27) Hi-fi output
28) Induction loop transformers (all ratings).
[1] N. W. McLachlan and G. A. V. Sowter, Philo. Mag.,
vol. 11, p. 15 (1931 Jan.)
[2] L. P. Williams, Michael Faraday (Chapman & Hall,
London, 1965).
[3] J. A. Ewing, Magnetic Induction in Iron, etc.
(Electrician Printing and Publishing Co., 1890).
[4] N. W. McLachlan, J. IEE, vol. 53 (1915 Mar.).
[5] B. Richardson, "Transformer Core Losses,"
Electronics c& Power (IEE) (1986 May).
[6] G. A. V. Sowter, "Magnetic Properties of Nickel Iron
Alloys," J. Brit. IRE (1941 Aug.).
[7] R. Boll, Soft Magnetic Materials (Heyden & Sons,
[8] G. A. V. Sowter, "Harmonic Distortion in Transformers
and Chokes with Nickel Iron Cores," Ph.D. thesis, London
University, 1944.
[9] G. A. V. Sowter, "Characteristics of Soft Magnetic
Materials for Instruments," Proc. IEE, vol. 98, p. 11 (1951
[10] W. Smith, "Volta-Electric Induction," presidential
address, Society of Telegraph Engineers and Electricians
(1883 Nov.).
[11] W. Smith, "Working of Long Submarine Cables,"
Society of Telegraph Engineers (1879 Nov. 8).
[12] MIT., Magnetic Circuits and Transformers
(Chapman & Hall, London, 1944).
J. Audio Eng. Soc., Vol. 35, No. 10, 1987 October
G. A. V. Sowter was born in London, U.K., and educated
at London University, where he was awarded his B.Sc. in
engineering in 1922. He then joined the Telegraph
Construction and Maintenance Co., which made and laid the
first Atlantic submarine cable, and he was engaged in
research on magnetic materials. This included the early work
and evolution on Mumetal and kindred alloys by the team. In
the early 1930s, he worked with N. W. McLachlan, the
celebrated pioneer of moving-coil loudspeaker research, and
developed a transmitter and receiver for a projected
transatlantic telephone submarine cable. The economic
world depression of the 1930s terminated this project and
laboratory work on moving coil loudspeakers was
A number of technical papers were published by Dr.
Sowter and Dr. McLachlan on loudspeaker articles in the
Philosophical Magazine. During this period the standard
textbook Loudspeakers by N. W. McLachlan was published,
based on the extensive measurements carried on by Dr.
Sowter. Dr. Sowter became chairman of the measurements
division of the Institution of Electrical Engineers, was on
the council for a number of years, and served on many of
their committees. He received a fellowship of the I.E.E.
Previously he had been Chairman of the Council of the
British Institution of Radio Engineers (now I.E.E.I.E.) and
still enjoys his ham radio-his callsign G20S being allocated
in the early 20s. He has chaired a number of British
Standard Committees on magnetic materials and has written

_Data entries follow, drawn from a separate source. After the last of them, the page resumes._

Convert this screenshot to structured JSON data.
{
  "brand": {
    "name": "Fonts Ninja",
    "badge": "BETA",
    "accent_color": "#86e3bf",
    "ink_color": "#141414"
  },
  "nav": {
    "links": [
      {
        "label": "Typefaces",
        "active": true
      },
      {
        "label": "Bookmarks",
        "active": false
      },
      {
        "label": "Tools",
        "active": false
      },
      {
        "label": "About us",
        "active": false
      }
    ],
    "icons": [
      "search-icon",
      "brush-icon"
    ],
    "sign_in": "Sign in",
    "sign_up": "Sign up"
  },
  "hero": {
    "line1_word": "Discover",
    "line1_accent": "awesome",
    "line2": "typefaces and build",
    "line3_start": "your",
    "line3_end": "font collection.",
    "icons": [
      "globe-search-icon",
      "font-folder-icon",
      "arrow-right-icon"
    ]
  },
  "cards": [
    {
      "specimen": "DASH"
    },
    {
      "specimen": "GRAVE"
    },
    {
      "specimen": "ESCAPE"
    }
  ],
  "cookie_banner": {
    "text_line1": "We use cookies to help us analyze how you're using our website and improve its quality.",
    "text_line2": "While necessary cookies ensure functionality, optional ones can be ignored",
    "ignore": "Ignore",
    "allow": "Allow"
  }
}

several technical papers on this subject. He became Group
Commercial Director of several Telcon Metals companies
which included factories producing Mumetal
J. Audio Eng. Soc., Vol. 35, No. 10, 1987 October
and other alloys.
Prior to World War II Dr. Sowter spent several years
teaching at Higher National Certificate level as well as
managing Telcon Metals Ltd. This resulted in the award of
an external Ph.D. degree at London University, where his
thesis was on "Harmonic Distortion in Transformers and
Chokes with Nickel Iron Cores."
In the late 1930s he became consultant to Sowter
Transformers, Ipswich, U.K., which produces every type of
audio frequency transformer. He is still active in this capacity
and has made hundreds of designs resulting in the sale of
thousands of transformers handling from a few microwatts
up to a kilowatt. His expertise in the properties and
applications of high-permeability magnetic alloys led to the
design of transformers for the Royal Shakespeare Co.
Barbican, Royal Opera House Covent Garden, BBC Studios,
Dolby Laboratories, plus many others.
Dr. Sowter has traveled extensively, including a visit to
China 25 years ago. He is treasurer and member of the
"Dynamicables" Club, which has celebrated its Centenary
recently and consists of the 100 outstanding British Electrical
He is also a registered chartered engineer by the British
Engineering Council. At the 73rd Convention of the Audio
Engineering Society in Eindhoven, Dr. Sowter was awarded
a fellowship in recognition of his achievements in the audio
field. The citation, approved by Ray Dolby, chairman of the
AES Awards Committee, reads: "For contributions to audio
transformer and loudspeaker design, particularly the optimal
employment of magnetic materials."